Maybe that’s why the picture ended up on the floor.

Maybe that’s why I saved it.

…………………………………………………………………………… Originally published in Expelling Trelnita (TJMF 1007).


The Alchemy of Worse Alternatives

The kids in the alternative school
are mad because Bill the Director
won’t let them
explore storm sewers,

so they write BITE ME, SHUT UP,
and DIE BILL on the walls
in colored chalk, and draw Bill
with a bullet hole in his head.

“Make the blood look real,”
one of them says.

Then a teacher laughs, “Hey
you want a sewer, we could
send you back to Main Campus.”

So the bullet hole gets
covered by a hat, DIE BILL
becomes a green cat, someone
hides BITE ME in flowers,

and SHUT UP becomes a big
fat peach in which nestles the moon
holding in her arms the sun.

(C) 2006 by Rick Stansberger, published in Expelling Trelnitz, TJMF Publishing, 2007.

The Youth

Cornfields made him think of sex.
Clouds made him think of sex.

Anything that came out
of the glowing car radio at night
went right into his brain.

The mothers stopped liking him
so he got along with the daughters.

Menace?  What menace?
He just liked driving fast
through cornfields on cloudy nights
with the radio loud.

Most Favored Nation

for Tom Romano, who saved it from oblivion

Here comes Claude
clutching his quiz.

He’ll fight you two hours
over half a point.

“His Dad’s an MD,
a Ph.D.
and an MBA,”
laughs Justin.
“The only way
he can beat that
is to get himself named
Most Favored Nation.”


And right now
you’re in his way.

Natural-Born Teacher

for BRL, with highest respect

She avoided a beating
that first day
by saying to her classes,
“I’m not white!
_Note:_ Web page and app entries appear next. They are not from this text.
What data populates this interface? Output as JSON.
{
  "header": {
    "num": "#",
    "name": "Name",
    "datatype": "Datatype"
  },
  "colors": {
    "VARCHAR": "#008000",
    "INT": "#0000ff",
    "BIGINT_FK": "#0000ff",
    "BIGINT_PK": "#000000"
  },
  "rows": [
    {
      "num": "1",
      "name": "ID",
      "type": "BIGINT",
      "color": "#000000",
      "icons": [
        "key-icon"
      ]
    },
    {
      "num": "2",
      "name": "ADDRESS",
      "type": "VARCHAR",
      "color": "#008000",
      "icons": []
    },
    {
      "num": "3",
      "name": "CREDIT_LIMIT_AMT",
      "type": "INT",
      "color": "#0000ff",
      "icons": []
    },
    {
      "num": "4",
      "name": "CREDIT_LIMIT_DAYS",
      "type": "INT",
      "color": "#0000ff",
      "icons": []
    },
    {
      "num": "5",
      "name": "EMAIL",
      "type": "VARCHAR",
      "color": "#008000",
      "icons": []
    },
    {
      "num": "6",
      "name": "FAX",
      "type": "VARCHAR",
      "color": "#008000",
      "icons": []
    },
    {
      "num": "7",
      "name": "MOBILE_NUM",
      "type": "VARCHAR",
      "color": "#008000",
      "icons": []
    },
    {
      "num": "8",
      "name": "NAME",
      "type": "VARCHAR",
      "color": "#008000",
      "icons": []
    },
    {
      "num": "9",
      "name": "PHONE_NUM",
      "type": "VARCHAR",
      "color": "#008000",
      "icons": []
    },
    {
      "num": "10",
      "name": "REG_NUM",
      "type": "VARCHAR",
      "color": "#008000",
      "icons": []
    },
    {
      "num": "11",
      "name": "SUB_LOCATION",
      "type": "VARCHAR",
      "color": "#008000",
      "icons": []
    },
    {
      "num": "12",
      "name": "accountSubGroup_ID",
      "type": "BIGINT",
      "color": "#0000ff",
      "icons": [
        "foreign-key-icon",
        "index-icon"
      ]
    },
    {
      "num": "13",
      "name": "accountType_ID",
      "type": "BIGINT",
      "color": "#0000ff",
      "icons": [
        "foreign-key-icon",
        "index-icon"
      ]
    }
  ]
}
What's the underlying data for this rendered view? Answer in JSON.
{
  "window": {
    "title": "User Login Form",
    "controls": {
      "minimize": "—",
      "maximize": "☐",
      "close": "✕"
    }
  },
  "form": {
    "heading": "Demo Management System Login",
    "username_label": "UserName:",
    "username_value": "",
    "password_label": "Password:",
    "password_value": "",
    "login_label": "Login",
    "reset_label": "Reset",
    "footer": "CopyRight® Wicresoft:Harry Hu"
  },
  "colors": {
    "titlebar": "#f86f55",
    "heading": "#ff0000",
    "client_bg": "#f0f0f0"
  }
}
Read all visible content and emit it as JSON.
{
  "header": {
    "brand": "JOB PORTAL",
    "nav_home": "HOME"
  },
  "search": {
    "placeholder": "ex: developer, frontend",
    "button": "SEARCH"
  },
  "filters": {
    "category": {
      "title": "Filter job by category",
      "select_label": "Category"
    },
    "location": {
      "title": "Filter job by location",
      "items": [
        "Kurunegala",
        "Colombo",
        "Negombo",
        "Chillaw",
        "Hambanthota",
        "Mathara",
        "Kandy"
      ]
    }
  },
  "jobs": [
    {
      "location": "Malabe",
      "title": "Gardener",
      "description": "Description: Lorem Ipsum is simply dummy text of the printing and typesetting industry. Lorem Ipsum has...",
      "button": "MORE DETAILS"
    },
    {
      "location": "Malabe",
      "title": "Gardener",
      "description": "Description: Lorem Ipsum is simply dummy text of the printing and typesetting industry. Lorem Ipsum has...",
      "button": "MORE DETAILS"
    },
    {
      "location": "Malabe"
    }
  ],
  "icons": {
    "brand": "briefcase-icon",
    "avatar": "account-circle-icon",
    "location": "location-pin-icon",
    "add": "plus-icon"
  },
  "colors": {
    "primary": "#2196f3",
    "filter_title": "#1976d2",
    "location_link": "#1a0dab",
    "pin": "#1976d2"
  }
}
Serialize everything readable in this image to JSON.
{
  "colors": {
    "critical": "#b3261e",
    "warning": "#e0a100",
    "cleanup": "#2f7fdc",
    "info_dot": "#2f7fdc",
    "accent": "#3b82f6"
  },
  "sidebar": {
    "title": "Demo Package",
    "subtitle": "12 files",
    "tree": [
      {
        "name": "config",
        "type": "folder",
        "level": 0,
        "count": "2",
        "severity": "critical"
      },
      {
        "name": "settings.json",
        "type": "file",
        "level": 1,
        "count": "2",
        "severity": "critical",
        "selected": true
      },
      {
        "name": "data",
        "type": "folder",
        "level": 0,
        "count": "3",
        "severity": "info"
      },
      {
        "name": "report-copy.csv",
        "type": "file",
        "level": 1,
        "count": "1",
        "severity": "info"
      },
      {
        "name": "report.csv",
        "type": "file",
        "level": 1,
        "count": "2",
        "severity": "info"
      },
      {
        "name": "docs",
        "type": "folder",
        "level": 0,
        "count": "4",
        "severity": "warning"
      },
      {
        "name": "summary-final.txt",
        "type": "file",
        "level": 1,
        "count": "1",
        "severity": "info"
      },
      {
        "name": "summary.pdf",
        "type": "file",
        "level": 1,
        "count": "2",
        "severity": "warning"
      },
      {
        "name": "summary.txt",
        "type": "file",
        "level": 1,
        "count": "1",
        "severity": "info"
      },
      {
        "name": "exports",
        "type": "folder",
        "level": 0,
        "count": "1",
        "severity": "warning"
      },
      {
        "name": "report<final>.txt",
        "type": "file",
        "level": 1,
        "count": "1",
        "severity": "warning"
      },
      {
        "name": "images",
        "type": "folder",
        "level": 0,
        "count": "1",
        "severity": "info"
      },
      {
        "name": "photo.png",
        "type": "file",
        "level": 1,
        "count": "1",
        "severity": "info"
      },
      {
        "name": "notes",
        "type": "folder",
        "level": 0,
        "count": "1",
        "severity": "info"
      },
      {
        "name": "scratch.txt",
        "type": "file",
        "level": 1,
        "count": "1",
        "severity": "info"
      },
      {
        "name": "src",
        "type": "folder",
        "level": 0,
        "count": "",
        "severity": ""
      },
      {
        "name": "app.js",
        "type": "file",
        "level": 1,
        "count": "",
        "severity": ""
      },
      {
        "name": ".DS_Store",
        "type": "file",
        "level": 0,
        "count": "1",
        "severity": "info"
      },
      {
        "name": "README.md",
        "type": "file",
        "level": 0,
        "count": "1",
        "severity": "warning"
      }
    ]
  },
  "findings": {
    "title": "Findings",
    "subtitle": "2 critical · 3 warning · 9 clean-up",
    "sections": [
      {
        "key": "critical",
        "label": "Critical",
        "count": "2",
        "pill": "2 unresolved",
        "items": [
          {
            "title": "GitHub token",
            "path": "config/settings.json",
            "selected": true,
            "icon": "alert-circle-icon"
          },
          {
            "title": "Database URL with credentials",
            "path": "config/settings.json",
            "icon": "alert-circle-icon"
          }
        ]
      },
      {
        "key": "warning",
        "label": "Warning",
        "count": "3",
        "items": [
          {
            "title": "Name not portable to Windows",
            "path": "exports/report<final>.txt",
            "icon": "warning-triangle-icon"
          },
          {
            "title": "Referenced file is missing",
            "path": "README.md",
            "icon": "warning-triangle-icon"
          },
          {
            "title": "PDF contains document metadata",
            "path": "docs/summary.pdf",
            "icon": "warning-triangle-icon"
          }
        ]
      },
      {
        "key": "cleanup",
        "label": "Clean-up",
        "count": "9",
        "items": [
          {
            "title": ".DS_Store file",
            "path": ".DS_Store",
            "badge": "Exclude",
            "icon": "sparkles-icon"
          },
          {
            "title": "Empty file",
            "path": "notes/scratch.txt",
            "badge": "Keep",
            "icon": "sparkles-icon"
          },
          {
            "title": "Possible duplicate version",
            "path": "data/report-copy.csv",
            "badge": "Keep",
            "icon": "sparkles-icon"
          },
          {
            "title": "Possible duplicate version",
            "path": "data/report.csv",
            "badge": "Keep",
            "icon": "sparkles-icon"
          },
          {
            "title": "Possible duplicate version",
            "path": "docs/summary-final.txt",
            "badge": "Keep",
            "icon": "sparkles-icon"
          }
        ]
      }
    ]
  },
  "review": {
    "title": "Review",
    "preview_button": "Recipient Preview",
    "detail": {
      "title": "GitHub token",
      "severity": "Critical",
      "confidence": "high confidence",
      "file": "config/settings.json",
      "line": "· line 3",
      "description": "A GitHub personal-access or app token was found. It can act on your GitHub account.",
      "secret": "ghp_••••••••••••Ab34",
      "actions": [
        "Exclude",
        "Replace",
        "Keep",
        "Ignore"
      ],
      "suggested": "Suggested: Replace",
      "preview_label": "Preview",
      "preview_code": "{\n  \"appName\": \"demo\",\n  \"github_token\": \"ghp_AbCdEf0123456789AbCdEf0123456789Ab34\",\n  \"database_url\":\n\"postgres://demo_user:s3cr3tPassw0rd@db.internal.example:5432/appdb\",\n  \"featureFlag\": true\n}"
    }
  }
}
I’m French!”

Got them conjugating
dirty verbs,
polly-voo from kids
who couldn’t read.

Started wearing dreads,
laughed when they found
a body in the recycle bin.

By schoolyear’s end,
everybody wanted her to stay —
hands, hugs, tears,
yearbooks to sign.

But no.

Her husband had quit
his very fine job
at the Very Large Array

and trucked her and all their stuff
deep into a canyon
to a place he built from scratch —
solar everything, highest tech —
and a hundred miles away
from any school.

Print publication: Expelling Trelnitz (TJMF 2007). Out of print. A few copies available. Contact author.

Life among the Units

They call us UNITS,
not kids,
students, or people,

Collin said
one day at lunch.

It’s true, said Gary
I heard ‘em talking
in the office.

Well they can bite MY unit
said Vic
grabbing the appropriate place.

When Vic made a joke
laughing was kind of required.
But they would have
laughed anyway.

Barry Mimmon

Back in teacher’s college
his adviser once told him
If you save a single kid
you’ll have done a year’s work twice over.

Cool! thought Barry Mimmon.

The first two years were tough.
He almost got fired for
lackluster performance.

Then jackpot!
The class whore reformed
and became his unofficial aide,
a punked-out lawyer’s son
his advocate,
and a young mafioso
got him a spectacular deal
on a hotel for the prom.

Bare Minimum
the other teachers called him,
as he drifted along
with his easy schedule
and the Principal’s positive regard.

While Gerschtenschlager
drilled his classes
into lean, mean, logic machines,
and Riddle gentled hers
into waking up,
Barry built the school’s community support:

generous donors, loyal
parents, fiercely protective
alums among the doer class.

Sociopathic bigwigs
Gerschtenschlager snarled.

There came some years
when Barry saved no one.
His kids sat quietly
texting or reading the paper
while he chalked up the board.

Didn’t matter.

Gerschtenschlager left to teach college.
Riddle became a supervisor for the state.

When Barry retired
there were tears, banquets
and a brand-new luxury car.